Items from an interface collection
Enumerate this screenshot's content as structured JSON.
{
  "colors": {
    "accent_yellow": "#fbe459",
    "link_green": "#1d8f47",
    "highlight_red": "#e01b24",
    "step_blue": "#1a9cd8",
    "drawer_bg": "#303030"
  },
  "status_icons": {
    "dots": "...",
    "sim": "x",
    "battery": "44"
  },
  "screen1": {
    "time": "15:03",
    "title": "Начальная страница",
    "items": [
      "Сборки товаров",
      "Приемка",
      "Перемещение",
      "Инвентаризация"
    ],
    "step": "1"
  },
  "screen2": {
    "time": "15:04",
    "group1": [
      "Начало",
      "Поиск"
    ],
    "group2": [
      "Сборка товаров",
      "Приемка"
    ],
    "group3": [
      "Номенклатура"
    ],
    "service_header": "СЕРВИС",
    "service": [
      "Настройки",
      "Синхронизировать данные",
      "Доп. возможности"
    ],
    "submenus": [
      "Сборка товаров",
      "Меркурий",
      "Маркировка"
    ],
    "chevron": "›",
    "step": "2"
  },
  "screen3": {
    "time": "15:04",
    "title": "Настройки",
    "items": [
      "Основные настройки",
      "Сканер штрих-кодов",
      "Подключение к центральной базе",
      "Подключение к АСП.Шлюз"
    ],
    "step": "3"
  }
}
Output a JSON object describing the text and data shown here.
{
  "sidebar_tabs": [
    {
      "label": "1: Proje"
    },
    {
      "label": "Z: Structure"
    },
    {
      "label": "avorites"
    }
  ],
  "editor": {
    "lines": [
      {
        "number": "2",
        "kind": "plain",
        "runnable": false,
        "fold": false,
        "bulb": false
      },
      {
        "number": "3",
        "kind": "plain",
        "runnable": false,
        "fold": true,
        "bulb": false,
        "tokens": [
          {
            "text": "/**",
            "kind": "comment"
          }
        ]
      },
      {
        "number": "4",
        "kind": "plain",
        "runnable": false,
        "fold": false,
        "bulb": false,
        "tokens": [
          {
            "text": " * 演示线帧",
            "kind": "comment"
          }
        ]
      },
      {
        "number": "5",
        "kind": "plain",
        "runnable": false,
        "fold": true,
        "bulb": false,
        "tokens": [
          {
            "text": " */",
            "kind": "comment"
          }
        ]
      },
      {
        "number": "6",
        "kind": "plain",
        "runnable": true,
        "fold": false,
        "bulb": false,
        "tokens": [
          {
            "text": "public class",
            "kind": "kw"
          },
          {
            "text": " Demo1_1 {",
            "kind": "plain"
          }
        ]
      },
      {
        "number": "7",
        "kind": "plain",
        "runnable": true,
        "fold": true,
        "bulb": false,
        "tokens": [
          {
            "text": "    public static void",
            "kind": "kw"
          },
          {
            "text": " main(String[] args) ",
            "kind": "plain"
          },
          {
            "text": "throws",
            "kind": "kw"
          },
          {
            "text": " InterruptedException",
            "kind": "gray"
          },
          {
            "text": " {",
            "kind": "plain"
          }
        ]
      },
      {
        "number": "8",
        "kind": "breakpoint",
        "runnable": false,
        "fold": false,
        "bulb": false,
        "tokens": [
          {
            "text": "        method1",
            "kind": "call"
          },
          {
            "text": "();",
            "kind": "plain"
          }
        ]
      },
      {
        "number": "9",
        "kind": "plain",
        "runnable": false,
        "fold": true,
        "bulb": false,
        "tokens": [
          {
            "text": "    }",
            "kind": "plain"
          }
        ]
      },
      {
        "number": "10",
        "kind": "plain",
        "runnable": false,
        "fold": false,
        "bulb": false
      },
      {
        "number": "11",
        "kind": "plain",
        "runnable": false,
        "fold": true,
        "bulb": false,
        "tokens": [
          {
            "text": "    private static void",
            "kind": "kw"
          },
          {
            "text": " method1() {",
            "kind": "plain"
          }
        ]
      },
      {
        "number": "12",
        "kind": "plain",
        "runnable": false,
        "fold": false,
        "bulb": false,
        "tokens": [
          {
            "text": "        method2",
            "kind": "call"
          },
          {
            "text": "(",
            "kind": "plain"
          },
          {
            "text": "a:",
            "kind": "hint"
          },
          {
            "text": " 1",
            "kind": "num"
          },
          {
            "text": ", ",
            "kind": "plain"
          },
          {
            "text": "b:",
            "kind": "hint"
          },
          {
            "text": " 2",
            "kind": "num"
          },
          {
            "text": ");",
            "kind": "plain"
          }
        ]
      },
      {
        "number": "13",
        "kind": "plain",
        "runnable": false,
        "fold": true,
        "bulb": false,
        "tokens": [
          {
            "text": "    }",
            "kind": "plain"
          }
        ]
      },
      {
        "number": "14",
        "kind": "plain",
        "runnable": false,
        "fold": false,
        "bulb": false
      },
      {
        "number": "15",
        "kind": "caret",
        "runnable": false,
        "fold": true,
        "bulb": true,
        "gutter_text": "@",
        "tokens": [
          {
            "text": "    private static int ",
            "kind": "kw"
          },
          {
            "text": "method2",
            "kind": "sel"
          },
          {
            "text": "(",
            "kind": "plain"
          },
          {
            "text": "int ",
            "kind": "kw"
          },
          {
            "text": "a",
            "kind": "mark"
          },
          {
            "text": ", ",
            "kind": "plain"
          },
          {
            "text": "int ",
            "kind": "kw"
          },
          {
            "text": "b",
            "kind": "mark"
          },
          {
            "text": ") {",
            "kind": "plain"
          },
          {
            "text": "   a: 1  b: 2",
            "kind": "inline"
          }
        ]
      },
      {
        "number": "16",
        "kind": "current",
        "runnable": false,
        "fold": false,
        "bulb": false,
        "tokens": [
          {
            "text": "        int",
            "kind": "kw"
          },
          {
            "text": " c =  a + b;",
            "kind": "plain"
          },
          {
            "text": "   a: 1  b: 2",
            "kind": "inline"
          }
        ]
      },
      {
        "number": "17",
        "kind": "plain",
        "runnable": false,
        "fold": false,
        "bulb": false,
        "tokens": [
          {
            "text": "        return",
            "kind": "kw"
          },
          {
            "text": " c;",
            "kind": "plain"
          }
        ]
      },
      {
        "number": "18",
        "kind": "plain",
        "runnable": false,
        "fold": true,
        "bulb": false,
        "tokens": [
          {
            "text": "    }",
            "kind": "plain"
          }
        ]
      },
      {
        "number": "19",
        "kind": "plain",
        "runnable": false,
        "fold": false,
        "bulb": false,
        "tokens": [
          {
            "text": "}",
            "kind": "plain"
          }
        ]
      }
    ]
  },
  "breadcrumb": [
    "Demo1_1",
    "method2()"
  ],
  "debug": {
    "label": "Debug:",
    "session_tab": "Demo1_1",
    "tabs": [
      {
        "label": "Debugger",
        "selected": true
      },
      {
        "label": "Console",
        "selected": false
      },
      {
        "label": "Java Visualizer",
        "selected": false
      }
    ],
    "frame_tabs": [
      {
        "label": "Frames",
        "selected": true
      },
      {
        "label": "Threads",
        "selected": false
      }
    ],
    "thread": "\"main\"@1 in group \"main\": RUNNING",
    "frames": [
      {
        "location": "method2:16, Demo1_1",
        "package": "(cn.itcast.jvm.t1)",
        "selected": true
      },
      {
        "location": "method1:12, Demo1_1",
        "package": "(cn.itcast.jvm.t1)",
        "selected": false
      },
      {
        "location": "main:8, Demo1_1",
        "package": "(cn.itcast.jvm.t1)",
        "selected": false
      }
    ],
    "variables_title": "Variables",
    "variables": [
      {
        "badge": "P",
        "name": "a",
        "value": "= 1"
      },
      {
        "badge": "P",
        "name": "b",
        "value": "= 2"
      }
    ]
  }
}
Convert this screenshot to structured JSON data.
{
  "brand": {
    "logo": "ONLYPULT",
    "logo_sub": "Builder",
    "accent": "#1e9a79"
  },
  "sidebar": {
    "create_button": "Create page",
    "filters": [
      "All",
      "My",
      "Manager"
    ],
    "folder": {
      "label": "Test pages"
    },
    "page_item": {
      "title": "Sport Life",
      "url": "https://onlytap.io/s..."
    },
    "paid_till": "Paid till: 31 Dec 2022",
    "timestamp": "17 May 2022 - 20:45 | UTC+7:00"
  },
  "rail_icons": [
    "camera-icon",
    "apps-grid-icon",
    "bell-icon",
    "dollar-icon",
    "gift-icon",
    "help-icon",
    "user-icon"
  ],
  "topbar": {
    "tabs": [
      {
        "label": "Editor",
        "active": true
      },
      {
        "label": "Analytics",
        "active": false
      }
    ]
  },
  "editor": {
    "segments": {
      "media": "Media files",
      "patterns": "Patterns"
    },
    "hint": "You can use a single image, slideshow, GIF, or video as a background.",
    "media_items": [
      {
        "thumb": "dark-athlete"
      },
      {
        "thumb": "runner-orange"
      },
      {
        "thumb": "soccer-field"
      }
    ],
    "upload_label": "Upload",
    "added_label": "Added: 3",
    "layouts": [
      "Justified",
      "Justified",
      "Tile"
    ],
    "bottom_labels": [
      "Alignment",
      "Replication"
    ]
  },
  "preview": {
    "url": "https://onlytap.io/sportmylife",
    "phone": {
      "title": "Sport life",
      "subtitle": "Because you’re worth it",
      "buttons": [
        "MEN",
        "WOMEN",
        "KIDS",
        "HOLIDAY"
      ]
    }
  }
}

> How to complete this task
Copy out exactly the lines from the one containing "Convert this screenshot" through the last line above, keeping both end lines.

> Your solution
Convert this screenshot to structured JSON data.
{
  "brand": {
    "logo": "ONLYPULT",
    "logo_sub": "Builder",
    "accent": "#1e9a79"
  },
  "sidebar": {
    "create_button": "Create page",
    "filters": [
      "All",
      "My",
      "Manager"
    ],
    "folder": {
      "label": "Test pages"
    },
    "page_item": {
      "title": "Sport Life",
      "url": "https://onlytap.io/s..."
    },
    "paid_till": "Paid till: 31 Dec 2022",
    "timestamp": "17 May 2022 - 20:45 | UTC+7:00"
  },
  "rail_icons": [
    "camera-icon",
    "apps-grid-icon",
    "bell-icon",
    "dollar-icon",
    "gift-icon",
    "help-icon",
    "user-icon"
  ],
  "topbar": {
    "tabs": [
      {
        "label": "Editor",
        "active": true
      },
      {
        "label": "Analytics",
        "active": false
      }
    ]
  },
  "editor": {
    "segments": {
      "media": "Media files",
      "patterns": "Patterns"
    },
    "hint": "You can use a single image, slideshow, GIF, or video as a background.",
    "media_items": [
      {
        "thumb": "dark-athlete"
      },
      {
        "thumb": "runner-orange"
      },
      {
        "thumb": "soccer-field"
      }
    ],
    "upload_label": "Upload",
    "added_label": "Added: 3",
    "layouts": [
      "Justified",
      "Justified",
      "Tile"
    ],
    "bottom_labels": [
      "Alignment",
      "Replication"
    ]
  },
  "preview": {
    "url": "https://onlytap.io/sportmylife",
    "phone": {
      "title": "Sport life",
      "subtitle": "Because you’re worth it",
      "buttons": [
        "MEN",
        "WOMEN",
        "KIDS",
        "HOLIDAY"
      ]
    }
  }
}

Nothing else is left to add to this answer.